Don’t freeze your wine
It may seem like a good idea, especially if you’re planning on drinking the bottle right away and want to chill it quickly before serving, but doing so can damage the flavour profile of fine wines over time.
The cold temperature won’t do anything to prevent spoilage or keep things fresh for longer periods of time either.
Tips for starting your own wine collection
Collecting wine can be a very rewarding experience, both for you and your friends and family.
It’s best to start small by learning about the different types of grapes used in making wine, what wines are produced where on earth, how long it takes for them to grow etc… before investing too much time or money into something you may not enjoy in the long run.
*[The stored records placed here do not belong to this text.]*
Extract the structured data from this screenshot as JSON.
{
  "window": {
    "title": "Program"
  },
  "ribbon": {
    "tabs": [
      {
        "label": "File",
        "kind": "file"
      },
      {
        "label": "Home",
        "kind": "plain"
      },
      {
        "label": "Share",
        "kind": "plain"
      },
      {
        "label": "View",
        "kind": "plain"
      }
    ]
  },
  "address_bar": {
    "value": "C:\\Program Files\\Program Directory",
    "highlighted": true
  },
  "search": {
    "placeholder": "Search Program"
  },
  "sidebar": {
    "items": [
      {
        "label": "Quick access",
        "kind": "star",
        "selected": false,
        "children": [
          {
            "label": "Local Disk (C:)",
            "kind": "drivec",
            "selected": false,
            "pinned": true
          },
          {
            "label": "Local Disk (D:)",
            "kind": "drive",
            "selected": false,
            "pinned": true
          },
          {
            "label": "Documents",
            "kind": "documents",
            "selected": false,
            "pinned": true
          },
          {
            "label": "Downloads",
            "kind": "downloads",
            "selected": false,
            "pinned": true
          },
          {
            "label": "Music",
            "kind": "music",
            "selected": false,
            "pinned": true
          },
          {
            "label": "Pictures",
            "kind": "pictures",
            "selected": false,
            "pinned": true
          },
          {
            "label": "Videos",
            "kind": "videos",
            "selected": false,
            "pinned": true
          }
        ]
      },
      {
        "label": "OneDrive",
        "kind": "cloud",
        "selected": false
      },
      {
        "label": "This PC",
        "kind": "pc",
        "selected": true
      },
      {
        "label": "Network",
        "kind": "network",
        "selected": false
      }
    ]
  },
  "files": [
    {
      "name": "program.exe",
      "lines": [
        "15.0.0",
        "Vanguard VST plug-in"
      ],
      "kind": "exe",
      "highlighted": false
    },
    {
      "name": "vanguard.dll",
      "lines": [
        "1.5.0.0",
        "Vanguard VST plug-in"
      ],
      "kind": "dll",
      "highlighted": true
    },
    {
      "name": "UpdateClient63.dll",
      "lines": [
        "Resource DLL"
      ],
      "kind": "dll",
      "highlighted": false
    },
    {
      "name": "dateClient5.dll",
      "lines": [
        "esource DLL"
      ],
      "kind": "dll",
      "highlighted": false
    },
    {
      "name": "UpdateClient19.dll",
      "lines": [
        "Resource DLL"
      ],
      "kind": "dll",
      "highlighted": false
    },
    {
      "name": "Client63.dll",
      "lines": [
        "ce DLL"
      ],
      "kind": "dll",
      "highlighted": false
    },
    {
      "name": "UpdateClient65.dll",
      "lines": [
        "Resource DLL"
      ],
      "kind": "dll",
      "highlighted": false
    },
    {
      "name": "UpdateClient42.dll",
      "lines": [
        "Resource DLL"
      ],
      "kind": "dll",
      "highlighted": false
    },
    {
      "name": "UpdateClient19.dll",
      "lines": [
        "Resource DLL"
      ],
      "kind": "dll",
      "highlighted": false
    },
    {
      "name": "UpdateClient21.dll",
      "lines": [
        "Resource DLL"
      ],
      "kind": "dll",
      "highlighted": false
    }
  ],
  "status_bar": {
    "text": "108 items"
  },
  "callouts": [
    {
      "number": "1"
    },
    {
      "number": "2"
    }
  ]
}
You don’t have to become obsessed either but knowledge is certainly power especially when it comes to knowing the difference between an aged vintage bottle vs one which only has minimal ageing done to it.
The great thing about wine is that there are literally no boundaries when it comes to price and, like anything else in life, you get what you pay for.
This being said, I’ve put together a few tips on what to look out for if you’re thinking of purchasing a rare bottle of wine as a Christmas gift.
- Vintage: Aged wines are always more desirable than newly made wines but be careful as some unscrupulous sellers may pass off recently made wine as vintage just to hike up the price. The best way to determine whether or not a wine is truly vintage is to research how long it’s been aged for and where it was produced.
- Region: The wine’s region of production is also a key factor when determining its value. For example, Burgundy wines are typically more expensive than those from Bordeaux because the former is made in a smaller area with a greater focus on quality.
- Bottle: The condition of the bottle is another important consideration. Look for bottles that have no chips or cracks and haven’t been resealed with wax or tape as this could be an indication that the wine has been tampered with.
An excellent Christmas gift
When it comes to choosing a rare wine as a gift, there really is no wrong answer as long as you do your research first! So get out there and start browsing some of the best wine auctions online to find the perfect bottle for your loved ones this Christmas.